◆ **TASK ITEM**
Within the material below, find each line bearing the word "number" and present it.

◆ **THE INPUT**
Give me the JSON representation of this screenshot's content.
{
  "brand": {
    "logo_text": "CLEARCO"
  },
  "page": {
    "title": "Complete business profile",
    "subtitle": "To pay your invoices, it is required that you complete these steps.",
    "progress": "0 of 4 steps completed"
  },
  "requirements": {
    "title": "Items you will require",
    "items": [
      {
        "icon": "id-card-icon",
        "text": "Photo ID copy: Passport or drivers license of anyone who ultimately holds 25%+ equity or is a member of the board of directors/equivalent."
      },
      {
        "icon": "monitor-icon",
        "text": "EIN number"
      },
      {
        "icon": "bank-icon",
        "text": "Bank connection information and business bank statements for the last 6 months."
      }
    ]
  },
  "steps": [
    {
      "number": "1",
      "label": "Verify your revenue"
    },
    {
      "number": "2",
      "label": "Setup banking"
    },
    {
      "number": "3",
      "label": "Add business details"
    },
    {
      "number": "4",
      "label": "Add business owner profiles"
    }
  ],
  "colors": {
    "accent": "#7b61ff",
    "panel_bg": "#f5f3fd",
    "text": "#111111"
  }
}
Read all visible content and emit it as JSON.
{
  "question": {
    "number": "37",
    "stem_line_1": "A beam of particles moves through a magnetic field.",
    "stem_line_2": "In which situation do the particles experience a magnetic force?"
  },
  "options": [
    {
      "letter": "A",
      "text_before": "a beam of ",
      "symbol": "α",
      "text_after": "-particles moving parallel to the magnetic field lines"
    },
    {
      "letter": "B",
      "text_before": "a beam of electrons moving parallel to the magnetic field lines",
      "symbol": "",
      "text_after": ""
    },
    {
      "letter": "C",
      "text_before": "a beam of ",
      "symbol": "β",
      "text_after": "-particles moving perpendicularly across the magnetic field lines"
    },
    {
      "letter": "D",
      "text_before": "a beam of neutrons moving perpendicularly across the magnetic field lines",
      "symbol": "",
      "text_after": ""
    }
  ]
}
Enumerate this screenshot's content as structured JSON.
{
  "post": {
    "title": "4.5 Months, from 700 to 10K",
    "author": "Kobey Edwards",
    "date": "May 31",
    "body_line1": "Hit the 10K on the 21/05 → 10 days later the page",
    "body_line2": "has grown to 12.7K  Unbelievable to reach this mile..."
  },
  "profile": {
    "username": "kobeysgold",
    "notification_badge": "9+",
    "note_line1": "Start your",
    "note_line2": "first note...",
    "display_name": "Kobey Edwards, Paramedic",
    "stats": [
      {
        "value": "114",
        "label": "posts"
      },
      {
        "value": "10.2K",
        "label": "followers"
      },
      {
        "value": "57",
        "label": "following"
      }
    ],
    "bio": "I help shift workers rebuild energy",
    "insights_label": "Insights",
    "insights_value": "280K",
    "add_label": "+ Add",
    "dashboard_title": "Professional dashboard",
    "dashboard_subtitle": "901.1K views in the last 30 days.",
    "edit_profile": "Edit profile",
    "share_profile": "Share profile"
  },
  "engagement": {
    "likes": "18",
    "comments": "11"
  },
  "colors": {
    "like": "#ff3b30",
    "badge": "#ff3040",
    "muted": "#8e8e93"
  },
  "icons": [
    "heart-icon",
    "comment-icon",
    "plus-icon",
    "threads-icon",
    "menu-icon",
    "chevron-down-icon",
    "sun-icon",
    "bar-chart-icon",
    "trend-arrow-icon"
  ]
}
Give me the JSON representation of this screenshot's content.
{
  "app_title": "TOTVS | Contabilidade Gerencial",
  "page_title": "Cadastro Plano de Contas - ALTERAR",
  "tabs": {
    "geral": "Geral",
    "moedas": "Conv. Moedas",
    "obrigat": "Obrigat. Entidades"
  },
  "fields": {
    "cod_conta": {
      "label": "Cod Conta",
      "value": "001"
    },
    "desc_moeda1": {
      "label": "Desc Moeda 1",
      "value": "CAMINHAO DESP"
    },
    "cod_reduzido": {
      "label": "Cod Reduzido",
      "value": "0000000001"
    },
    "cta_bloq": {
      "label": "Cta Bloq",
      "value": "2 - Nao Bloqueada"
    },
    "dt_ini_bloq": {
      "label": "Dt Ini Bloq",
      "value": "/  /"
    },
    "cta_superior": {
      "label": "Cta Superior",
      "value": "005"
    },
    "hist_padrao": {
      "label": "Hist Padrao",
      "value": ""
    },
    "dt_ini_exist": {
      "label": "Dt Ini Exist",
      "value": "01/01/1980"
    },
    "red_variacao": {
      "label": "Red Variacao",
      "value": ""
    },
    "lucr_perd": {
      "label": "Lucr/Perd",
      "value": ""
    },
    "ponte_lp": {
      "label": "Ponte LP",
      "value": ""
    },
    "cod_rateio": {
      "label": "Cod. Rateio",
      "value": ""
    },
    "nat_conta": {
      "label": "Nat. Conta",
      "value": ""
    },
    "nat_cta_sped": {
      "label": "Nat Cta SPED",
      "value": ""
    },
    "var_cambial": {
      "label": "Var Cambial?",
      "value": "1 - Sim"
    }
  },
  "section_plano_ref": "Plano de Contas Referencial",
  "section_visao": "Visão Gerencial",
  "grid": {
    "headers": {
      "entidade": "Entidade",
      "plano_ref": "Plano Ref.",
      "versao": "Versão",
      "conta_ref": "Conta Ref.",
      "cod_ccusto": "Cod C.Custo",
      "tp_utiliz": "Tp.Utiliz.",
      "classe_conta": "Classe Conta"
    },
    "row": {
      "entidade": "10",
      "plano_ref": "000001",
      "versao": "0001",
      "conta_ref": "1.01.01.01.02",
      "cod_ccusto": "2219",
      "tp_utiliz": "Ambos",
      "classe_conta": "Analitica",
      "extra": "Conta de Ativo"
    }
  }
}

◆ **OUTPUT**
        "text": "EIN number"
      "number": "1",
      "number": "2",
      "number": "3",
      "number": "4",
    "number": "37",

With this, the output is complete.